A few facts about Frigatebirds:
Frigatebirds are large, dark water birds with long pointed wings and forked-tails and long hooked beaks. Agile fliers favoring tropical oceans, the Magnificent Frigatebird breeds mostly south of the United States, but wanders northward along the coasts during non-breeding season. It spends most of its life flying over the ocean but it rarely if ever lands on the water. It snatches food off the surface of the ocean but is also well known for stealing food from other birds. Frigatebirds are the only seabirds where the male and female look strikingly different. Males are entirely black with red throat pouch that they inflate to attract females. Females are larger; black with large white patch across the chest. Juveniles look similar to adult females, but their head is entirely white, blending with a white chest. The feet and legs are small compared to the size of their body.
Populations appear to be declining, mainly due to human destruction of habitat for housing and resorts, and disturbance in colonies. Introduced predators on islands and over-fishing are also potential problems.

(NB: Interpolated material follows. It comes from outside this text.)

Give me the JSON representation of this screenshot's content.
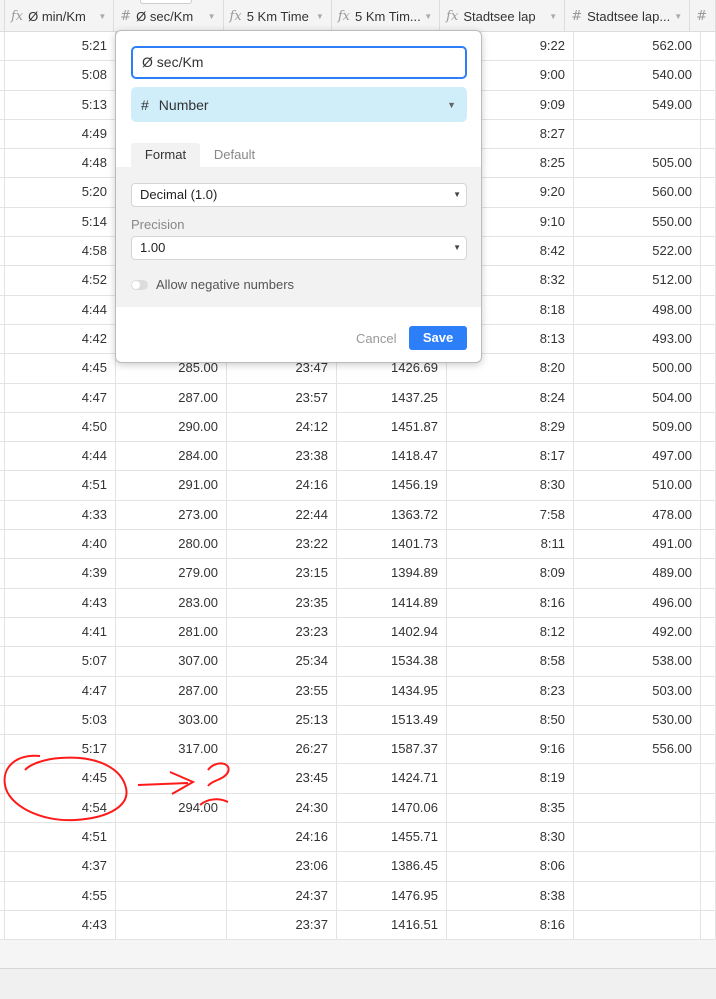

IBRRC has specialized in the rehabilitation of waterfowl and aquatic birds since 1971 and manages two wildlife rehabilitation centers in California as part of the Oiled Wildlife Care Network. The phone number for IBRRC in Northern California is 707-207-0380. In southern California the number is 310-514-2573. More information and directions to the centers can be found at http://www.ibrrc.org/. Donations to help pay for the cost of caring for the birds may be sent to IBRRC, 4369 Cordelia Road, Cordelia, CA 94534 or on through the donation page on the website.